While ART can drive HIV down to undetectable levels, basically forcing it back into latency, it can't get at the virus hiding inside cells.
But if treatment is ever interrupted, HIV pounces, rapidly replicating and achieving pre-treatment levels; to prevent this resurgence, ART must be continued for life.
This poses a few challenges.
It is difficult to get people to take daily medication properly for life, and interruptions caused by any number of factors — financial, emotional, mental, what have you — could lead to HIV's dreadful return.
On top of that, constant jousting with ART means HIV is developing a resistance to the drugs. So the race to develop an HIV vaccine or a permanent HIV cure is a fierce and essential one.
The researchers, based at the Tulane National Primate Research Center in Louisiana, used a precision gene-editing technique developed at Temple University to cut out the SIV-supporting DNA.
Like HIV and other retroviruses, SIV must commandeer a cell to crank out copies of itself. The genetic blueprints smuggled inside to cause this replication are called proviral DNA, which gets inserted into the cell's DNA. By going Zorro on this proviral DNA, the researchers stopped the virus's replication.
"This is an important development in what we hope will be an end to HIV/AIDS."
CRISPR/Cas9 was delivered to SIV-infected cells using an adeno-associated virus, an empty shell for delivering the gene editor.

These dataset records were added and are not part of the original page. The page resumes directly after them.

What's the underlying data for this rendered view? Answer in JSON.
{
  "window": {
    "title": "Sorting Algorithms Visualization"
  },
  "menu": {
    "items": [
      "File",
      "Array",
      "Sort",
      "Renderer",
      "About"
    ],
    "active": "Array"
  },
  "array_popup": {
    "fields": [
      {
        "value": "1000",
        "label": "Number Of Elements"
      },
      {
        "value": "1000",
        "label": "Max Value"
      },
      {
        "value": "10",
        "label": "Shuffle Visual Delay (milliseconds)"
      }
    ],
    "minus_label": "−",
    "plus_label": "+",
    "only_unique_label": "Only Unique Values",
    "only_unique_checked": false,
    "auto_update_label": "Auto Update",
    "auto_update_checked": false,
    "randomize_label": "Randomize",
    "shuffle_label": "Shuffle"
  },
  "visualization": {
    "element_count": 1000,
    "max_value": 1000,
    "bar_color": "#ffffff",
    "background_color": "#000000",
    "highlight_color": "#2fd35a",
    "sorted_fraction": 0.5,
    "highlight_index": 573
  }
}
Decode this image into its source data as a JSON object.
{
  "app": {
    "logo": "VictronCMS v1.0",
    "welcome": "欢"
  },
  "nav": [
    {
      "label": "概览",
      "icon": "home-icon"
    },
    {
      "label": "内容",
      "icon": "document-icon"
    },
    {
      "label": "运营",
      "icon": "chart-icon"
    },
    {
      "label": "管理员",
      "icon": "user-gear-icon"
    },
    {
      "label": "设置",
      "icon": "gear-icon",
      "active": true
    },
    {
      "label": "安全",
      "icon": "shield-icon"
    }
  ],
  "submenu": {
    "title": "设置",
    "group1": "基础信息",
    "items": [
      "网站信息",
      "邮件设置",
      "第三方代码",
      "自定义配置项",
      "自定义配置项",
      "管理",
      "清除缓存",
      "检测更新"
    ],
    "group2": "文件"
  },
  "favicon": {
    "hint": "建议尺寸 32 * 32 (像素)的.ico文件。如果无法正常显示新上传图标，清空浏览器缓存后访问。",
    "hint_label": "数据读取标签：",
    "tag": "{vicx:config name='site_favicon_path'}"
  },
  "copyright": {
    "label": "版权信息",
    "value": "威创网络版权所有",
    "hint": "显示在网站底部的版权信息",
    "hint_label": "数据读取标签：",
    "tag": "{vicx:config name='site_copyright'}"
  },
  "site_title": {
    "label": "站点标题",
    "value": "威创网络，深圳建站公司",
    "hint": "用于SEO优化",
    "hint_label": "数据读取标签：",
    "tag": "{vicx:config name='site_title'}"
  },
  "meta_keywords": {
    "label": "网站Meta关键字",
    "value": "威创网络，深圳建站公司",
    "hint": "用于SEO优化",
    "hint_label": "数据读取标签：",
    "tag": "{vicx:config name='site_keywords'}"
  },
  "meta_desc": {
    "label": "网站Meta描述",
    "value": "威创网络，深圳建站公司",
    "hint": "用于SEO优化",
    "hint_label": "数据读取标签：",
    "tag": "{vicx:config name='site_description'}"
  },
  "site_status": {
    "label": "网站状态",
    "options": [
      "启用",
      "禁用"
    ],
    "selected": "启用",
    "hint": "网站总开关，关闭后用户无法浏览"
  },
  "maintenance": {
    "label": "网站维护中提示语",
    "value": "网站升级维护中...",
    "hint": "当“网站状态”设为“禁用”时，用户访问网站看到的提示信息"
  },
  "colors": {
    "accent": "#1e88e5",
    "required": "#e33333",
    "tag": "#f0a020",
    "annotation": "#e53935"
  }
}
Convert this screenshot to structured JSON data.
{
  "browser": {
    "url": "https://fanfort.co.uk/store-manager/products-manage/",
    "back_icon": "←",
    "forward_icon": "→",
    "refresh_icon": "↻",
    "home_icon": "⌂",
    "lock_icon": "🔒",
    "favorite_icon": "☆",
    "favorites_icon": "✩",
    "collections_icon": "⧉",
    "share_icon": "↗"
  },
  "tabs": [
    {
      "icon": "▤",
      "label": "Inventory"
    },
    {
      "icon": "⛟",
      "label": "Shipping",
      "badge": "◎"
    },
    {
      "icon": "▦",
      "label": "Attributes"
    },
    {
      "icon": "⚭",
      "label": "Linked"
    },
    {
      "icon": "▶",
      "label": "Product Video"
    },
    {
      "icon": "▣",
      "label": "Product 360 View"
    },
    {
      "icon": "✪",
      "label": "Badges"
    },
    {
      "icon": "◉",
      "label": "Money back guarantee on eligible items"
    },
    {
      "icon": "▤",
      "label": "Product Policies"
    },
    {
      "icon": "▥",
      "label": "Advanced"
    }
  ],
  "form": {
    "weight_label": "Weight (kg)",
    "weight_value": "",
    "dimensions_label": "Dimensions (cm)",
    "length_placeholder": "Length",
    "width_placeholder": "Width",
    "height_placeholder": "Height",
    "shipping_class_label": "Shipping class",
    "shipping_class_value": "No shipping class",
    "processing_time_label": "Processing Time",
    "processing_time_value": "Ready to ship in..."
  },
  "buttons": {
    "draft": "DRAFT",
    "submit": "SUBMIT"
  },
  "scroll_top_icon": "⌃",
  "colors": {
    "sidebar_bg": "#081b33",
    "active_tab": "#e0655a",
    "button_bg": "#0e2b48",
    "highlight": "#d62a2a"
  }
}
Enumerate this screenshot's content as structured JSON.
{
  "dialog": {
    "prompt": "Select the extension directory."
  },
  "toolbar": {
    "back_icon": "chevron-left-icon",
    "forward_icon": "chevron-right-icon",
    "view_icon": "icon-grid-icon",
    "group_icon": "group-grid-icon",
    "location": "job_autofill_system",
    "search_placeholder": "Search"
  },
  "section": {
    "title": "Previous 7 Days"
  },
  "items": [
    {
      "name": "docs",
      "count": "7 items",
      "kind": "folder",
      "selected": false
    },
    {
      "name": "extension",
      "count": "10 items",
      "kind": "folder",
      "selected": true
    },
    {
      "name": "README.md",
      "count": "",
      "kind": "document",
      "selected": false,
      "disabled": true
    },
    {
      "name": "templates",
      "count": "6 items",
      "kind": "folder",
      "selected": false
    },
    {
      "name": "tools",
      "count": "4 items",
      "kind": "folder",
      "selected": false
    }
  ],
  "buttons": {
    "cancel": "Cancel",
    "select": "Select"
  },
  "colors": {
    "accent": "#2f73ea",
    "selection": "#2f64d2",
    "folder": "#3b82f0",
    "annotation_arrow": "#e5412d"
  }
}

Once inside, it searched for and then cut out pieces of proviral DNA inside cells in the brain, bone marrow, lymph nodes, and spleen of Rhesus macaque monkeys.
Within three weeks, up to two-thirds of the virus were eliminated in some of the reservoirs.
"This is an important development in what we hope will be an end to HIV/AIDS," study author Andrew MacLean, PhD, associate professor of microbiology and immunology at Tulane National Primate Research Center, said.
"The next step is to evaluate this treatment over a longer period to determine if we can achieve complete elimination of the virus, possibly even taking subjects off of ART."